WHAT IS EXPECTED
Lines below that include "current" are the answer; copy each one.
START EXTRACTED MATERIAL
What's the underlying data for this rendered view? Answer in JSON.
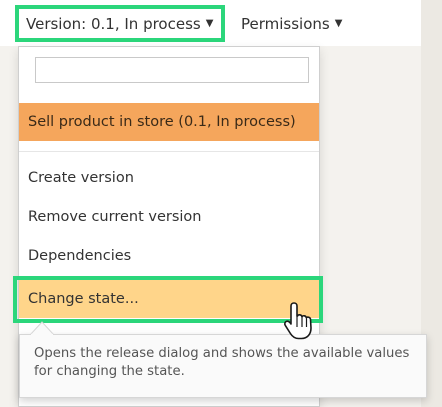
{
  "toolbar": {
    "version_menu_label": "Version: 0.1, In process",
    "permissions_menu_label": "Permissions"
  },
  "version_dropdown": {
    "search": {
      "value": "",
      "placeholder": ""
    },
    "selected_item": "Sell product in store (0.1, In process)",
    "items": [
      "Create version",
      "Remove current version",
      "Dependencies",
      "Change state..."
    ]
  },
  "tooltip": {
    "text": "Opens the release dialog and shows the available values for changing the state."
  },
  "colors": {
    "highlight_frame": "#2bd67b",
    "selected_item_bg": "#f5a65c",
    "hover_item_bg": "#ffd58a"
  },
  "icons": {
    "menu_caret": "caret-down-icon",
    "cursor": "hand-pointer-icon"
  }
}
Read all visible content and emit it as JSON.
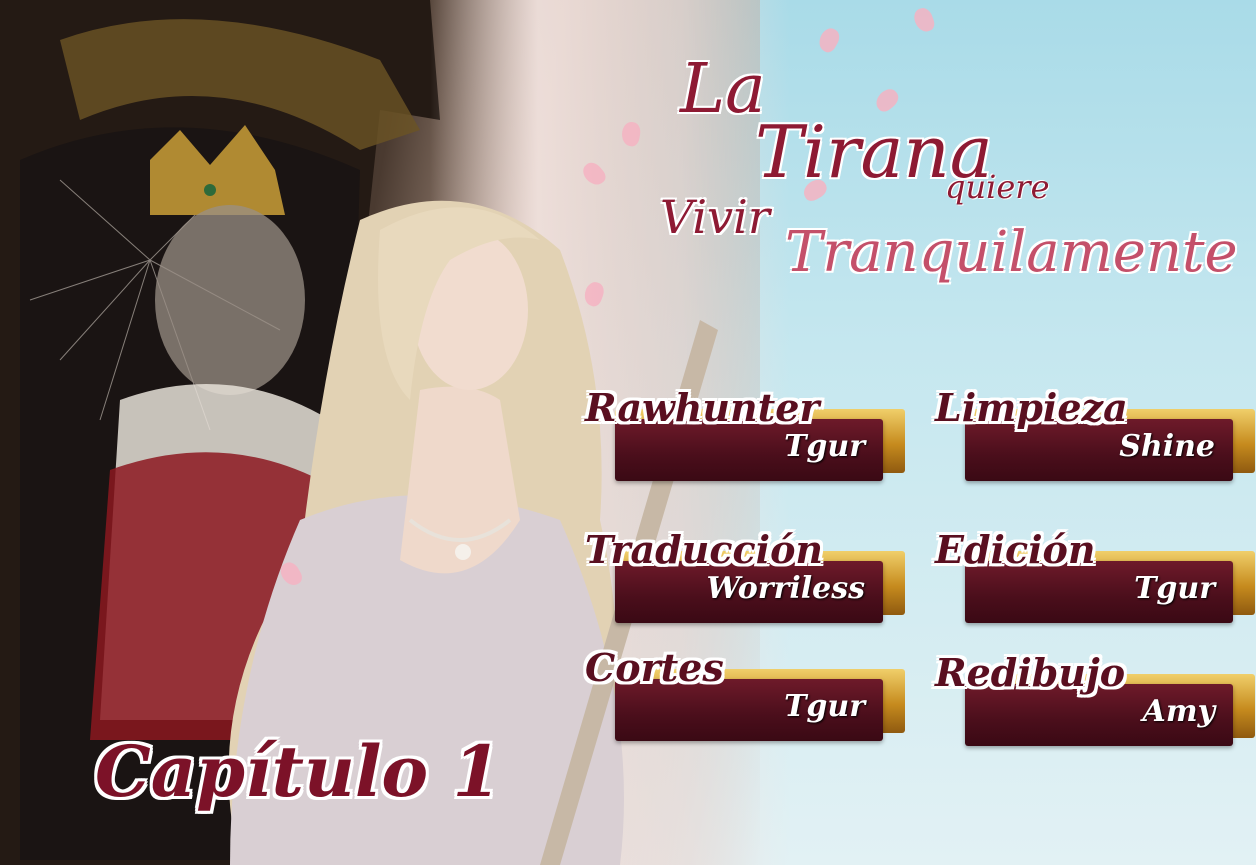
{
  "title": {
    "line1": "La",
    "line2": "Tirana",
    "line3_small": "quiere",
    "line4": "Vivir",
    "line5": "Tranquilamente"
  },
  "credits": [
    {
      "role": "Rawhunter",
      "name": "Tgur"
    },
    {
      "role": "Limpieza",
      "name": "Shine"
    },
    {
      "role": "Traducción",
      "name": "Worriless"
    },
    {
      "role": "Edición",
      "name": "Tgur"
    },
    {
      "role": "Cortes",
      "name": "Tgur"
    },
    {
      "role": "Redibujo",
      "name": "Amy"
    }
  ],
  "chapter": "Capítulo 1",
  "colors": {
    "title": "#8e1a33",
    "title_accent": "#c4506a",
    "bar": "#4a0e1b",
    "gold": "#c68b1e",
    "sky": "#a9dbe8"
  }
}
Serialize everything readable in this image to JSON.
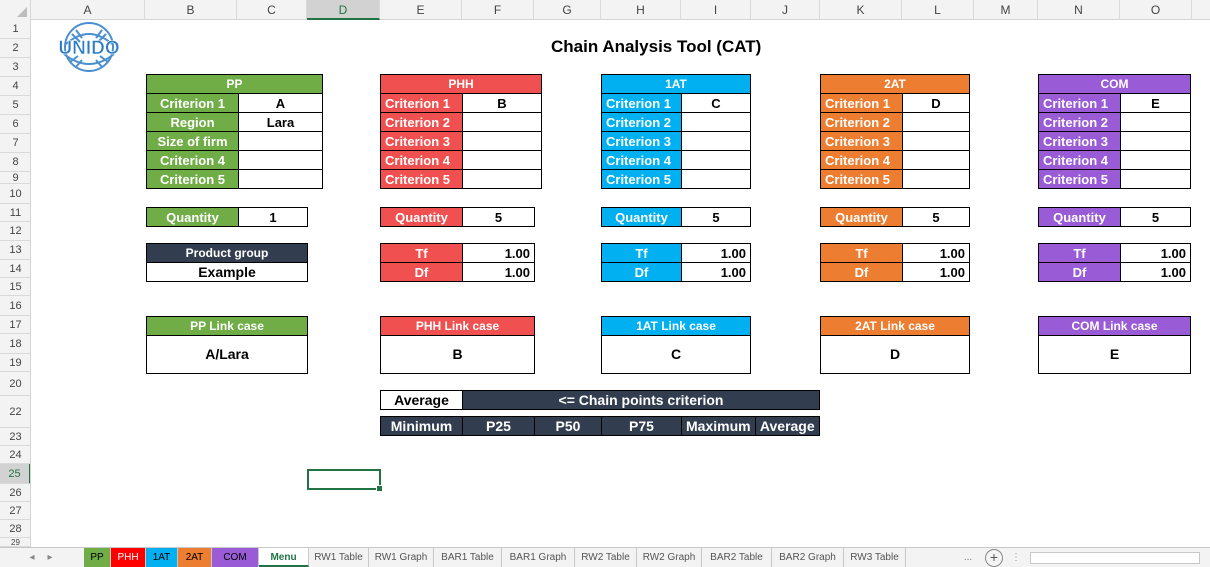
{
  "sheet": {
    "title": "Chain Analysis Tool (CAT)",
    "logo_text": "UNIDO",
    "columns": [
      "A",
      "B",
      "C",
      "D",
      "E",
      "F",
      "G",
      "H",
      "I",
      "J",
      "K",
      "L",
      "M",
      "N",
      "O"
    ],
    "rows": [
      "1",
      "2",
      "3",
      "4",
      "5",
      "6",
      "7",
      "8",
      "9",
      "10",
      "11",
      "12",
      "13",
      "14",
      "15",
      "16",
      "17",
      "18",
      "19",
      "20",
      "22",
      "23",
      "24",
      "25",
      "26",
      "27",
      "28",
      "29"
    ]
  },
  "pp": {
    "header": "PP",
    "rows": [
      {
        "label": "Criterion 1",
        "value": "A"
      },
      {
        "label": "Region",
        "value": "Lara"
      },
      {
        "label": "Size of firm",
        "value": ""
      },
      {
        "label": "Criterion 4",
        "value": ""
      },
      {
        "label": "Criterion 5",
        "value": ""
      }
    ],
    "quantity_label": "Quantity",
    "quantity_value": "1",
    "product_group_label": "Product group",
    "product_group_value": "Example",
    "link_label": "PP Link case",
    "link_value": "A/Lara"
  },
  "phh": {
    "header": "PHH",
    "rows": [
      {
        "label": "Criterion 1",
        "value": "B"
      },
      {
        "label": "Criterion 2",
        "value": ""
      },
      {
        "label": "Criterion 3",
        "value": ""
      },
      {
        "label": "Criterion 4",
        "value": ""
      },
      {
        "label": "Criterion 5",
        "value": ""
      }
    ],
    "quantity_label": "Quantity",
    "quantity_value": "5",
    "tf_label": "Tf",
    "tf_value": "1.00",
    "df_label": "Df",
    "df_value": "1.00",
    "link_label": "PHH Link case",
    "link_value": "B"
  },
  "at1": {
    "header": "1AT",
    "rows": [
      {
        "label": "Criterion 1",
        "value": "C"
      },
      {
        "label": "Criterion 2",
        "value": ""
      },
      {
        "label": "Criterion 3",
        "value": ""
      },
      {
        "label": "Criterion 4",
        "value": ""
      },
      {
        "label": "Criterion 5",
        "value": ""
      }
    ],
    "quantity_label": "Quantity",
    "quantity_value": "5",
    "tf_label": "Tf",
    "tf_value": "1.00",
    "df_label": "Df",
    "df_value": "1.00",
    "link_label": "1AT Link case",
    "link_value": "C"
  },
  "at2": {
    "header": "2AT",
    "rows": [
      {
        "label": "Criterion 1",
        "value": "D"
      },
      {
        "label": "Criterion 2",
        "value": ""
      },
      {
        "label": "Criterion 3",
        "value": ""
      },
      {
        "label": "Criterion 4",
        "value": ""
      },
      {
        "label": "Criterion 5",
        "value": ""
      }
    ],
    "quantity_label": "Quantity",
    "quantity_value": "5",
    "tf_label": "Tf",
    "tf_value": "1.00",
    "df_label": "Df",
    "df_value": "1.00",
    "link_label": "2AT Link case",
    "link_value": "D"
  },
  "com": {
    "header": "COM",
    "rows": [
      {
        "label": "Criterion 1",
        "value": "E"
      },
      {
        "label": "Criterion 2",
        "value": ""
      },
      {
        "label": "Criterion 3",
        "value": ""
      },
      {
        "label": "Criterion 4",
        "value": ""
      },
      {
        "label": "Criterion 5",
        "value": ""
      }
    ],
    "quantity_label": "Quantity",
    "quantity_value": "5",
    "tf_label": "Tf",
    "tf_value": "1.00",
    "df_label": "Df",
    "df_value": "1.00",
    "link_label": "COM Link case",
    "link_value": "E"
  },
  "chain_points": {
    "selected": "Average",
    "caption": "<= Chain points criterion",
    "options": [
      "Minimum",
      "P25",
      "P50",
      "P75",
      "Maximum",
      "Average"
    ]
  },
  "tabs": {
    "prev_icon": "◂",
    "next_icon": "▸",
    "items": [
      "PP",
      "PHH",
      "1AT",
      "2AT",
      "COM",
      "Menu",
      "RW1 Table",
      "RW1 Graph",
      "BAR1 Table",
      "BAR1 Graph",
      "RW2 Table",
      "RW2 Graph",
      "BAR2 Table",
      "BAR2 Graph",
      "RW3 Table"
    ],
    "more": "...",
    "add": "+",
    "menu": "⋮"
  },
  "colors": {
    "pp": "#70ad47",
    "phh": "#f0504f",
    "at1": "#00b0f0",
    "at2": "#ed7d31",
    "com": "#9a5bd6",
    "navy": "#323e4f",
    "excel_green": "#217346"
  }
}
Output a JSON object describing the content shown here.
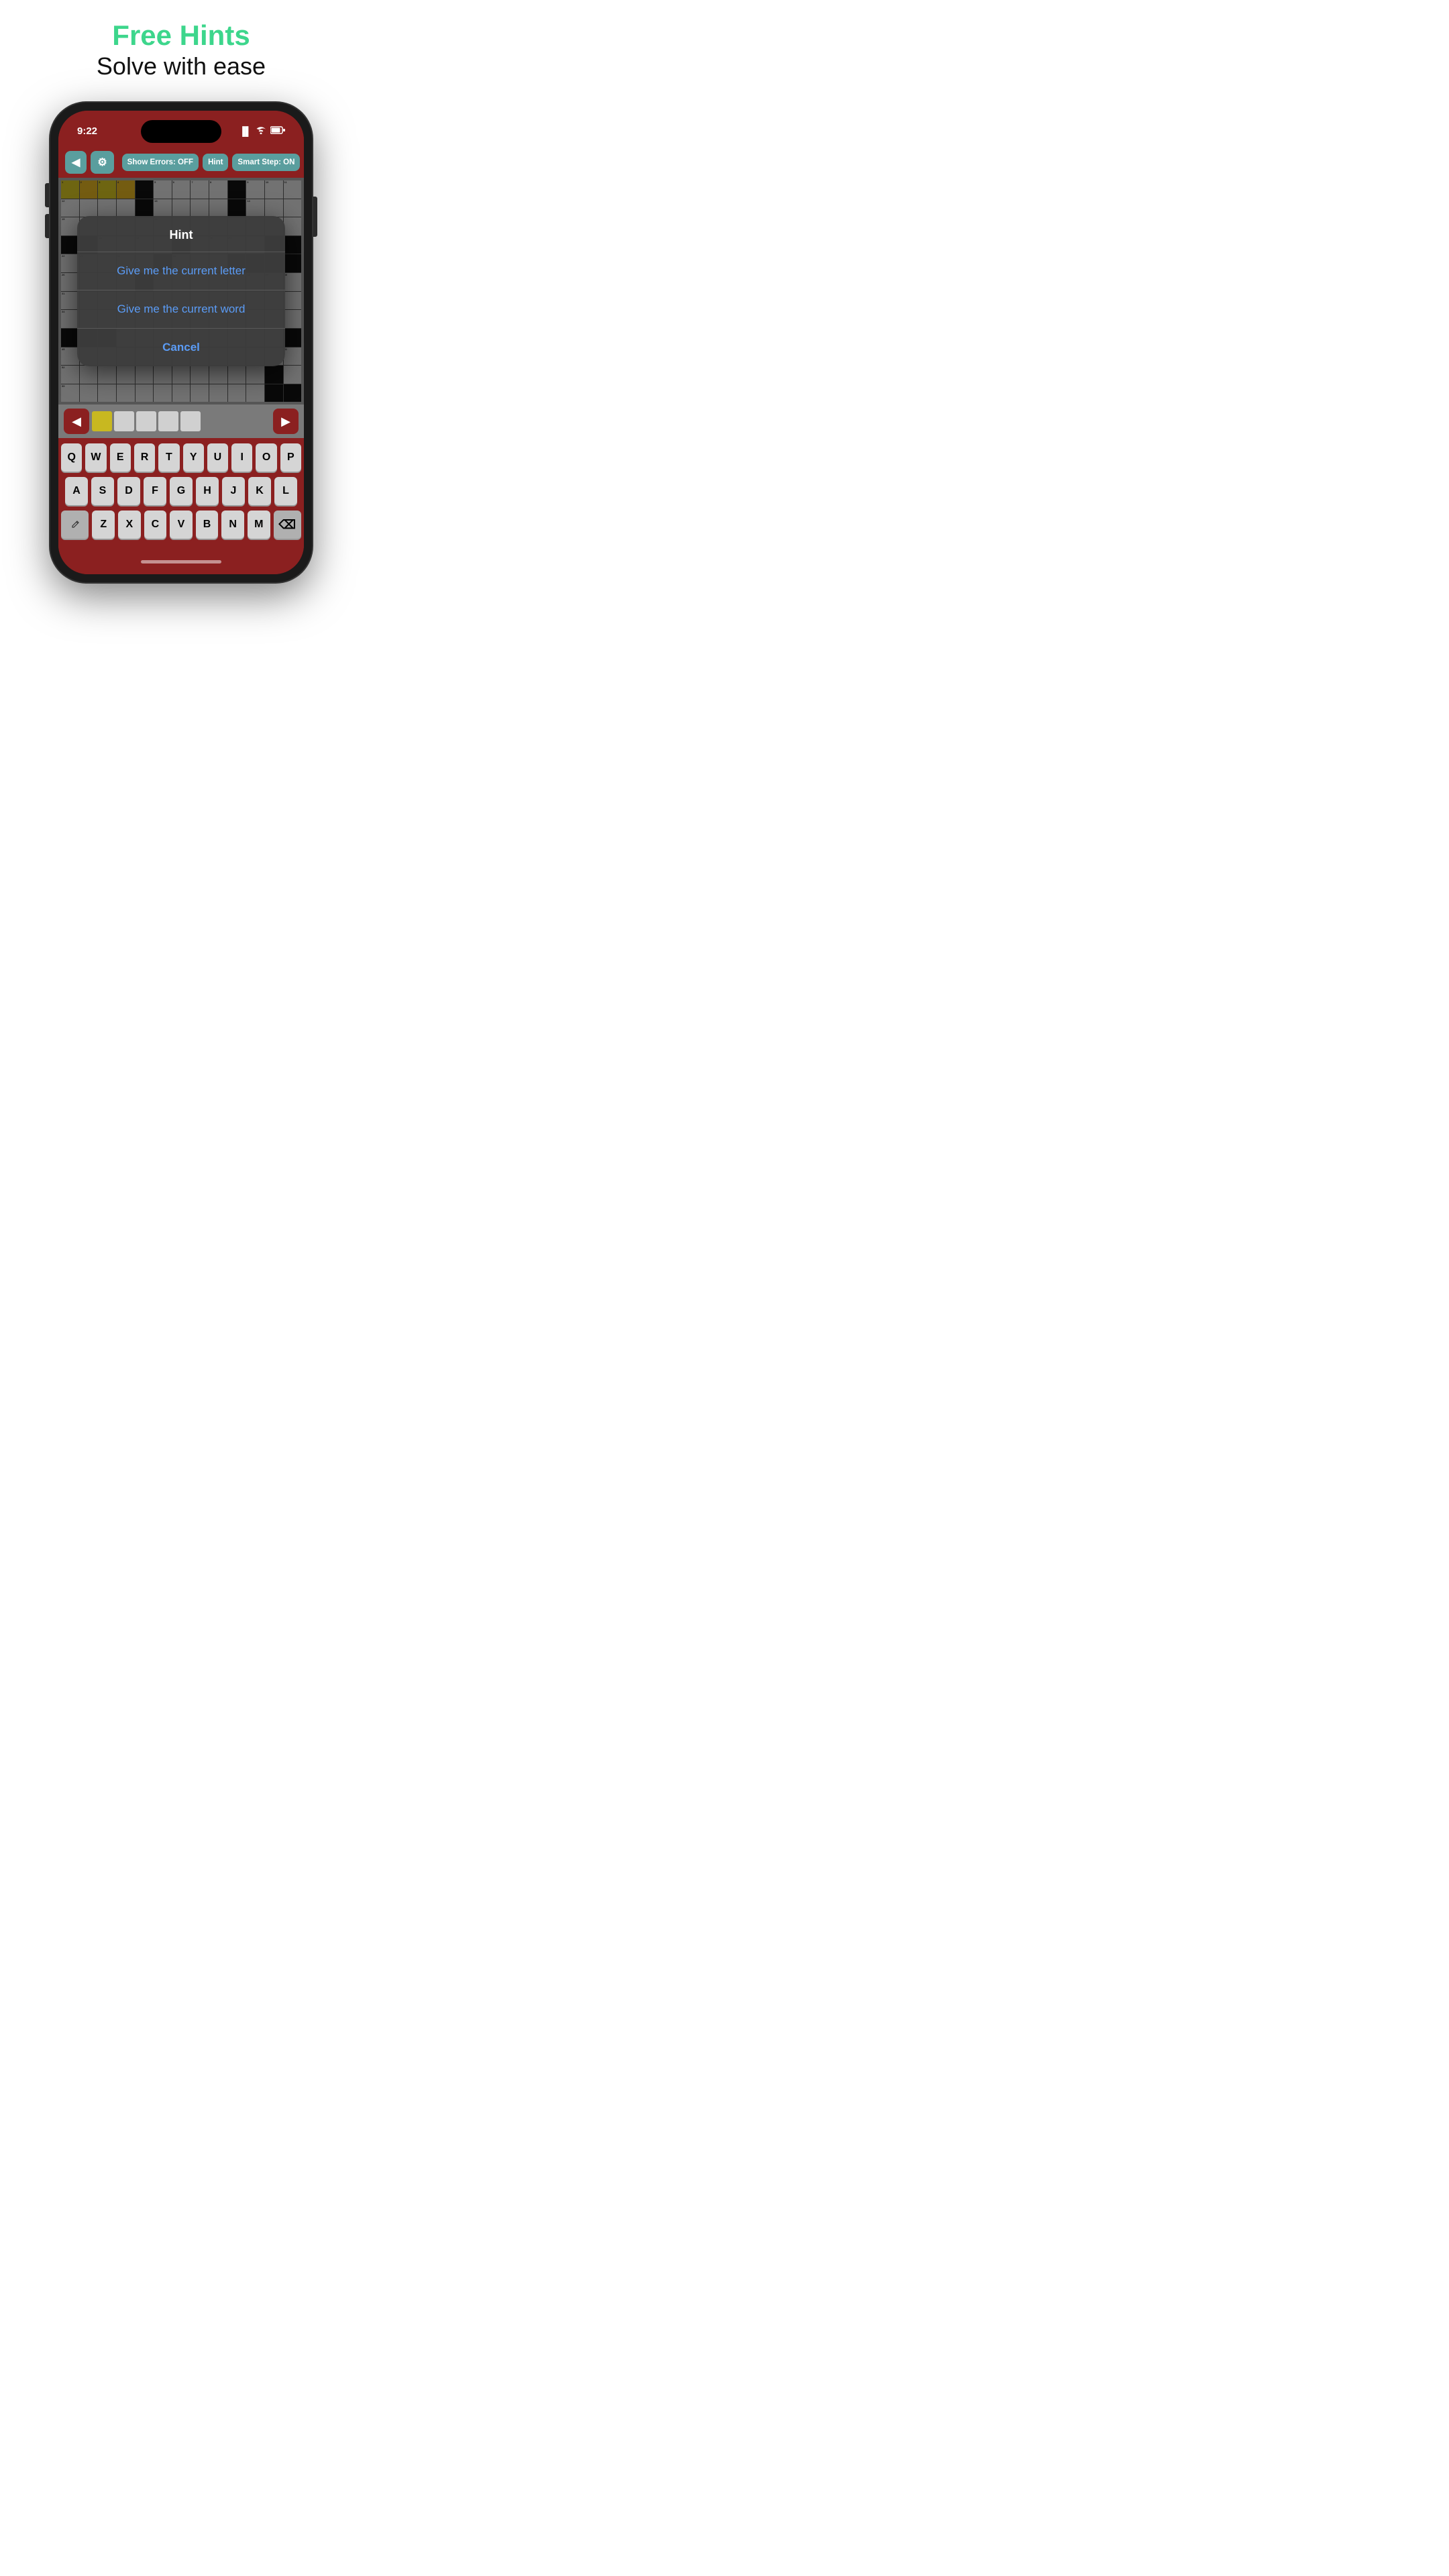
{
  "header": {
    "title": "Free Hints",
    "subtitle": "Solve with ease"
  },
  "status_bar": {
    "time": "9:22"
  },
  "toolbar": {
    "back_label": "◀",
    "settings_label": "⚙",
    "show_errors_label": "Show Errors: OFF",
    "hint_label": "Hint",
    "smart_step_label": "Smart Step: ON"
  },
  "hint_modal": {
    "title": "Hint",
    "option1": "Give me the current letter",
    "option2": "Give me the current word",
    "cancel": "Cancel"
  },
  "keyboard": {
    "row1": [
      "Q",
      "W",
      "E",
      "R",
      "T",
      "Y",
      "U",
      "I",
      "O",
      "P"
    ],
    "row2": [
      "A",
      "S",
      "D",
      "F",
      "G",
      "H",
      "J",
      "K",
      "L"
    ],
    "row3": [
      "Z",
      "X",
      "C",
      "V",
      "B",
      "N",
      "M"
    ]
  }
}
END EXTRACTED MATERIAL
PROBLEM SOLUTION
      "Remove current version",
    "option1": "Give me the current letter",
    "option2": "Give me the current word",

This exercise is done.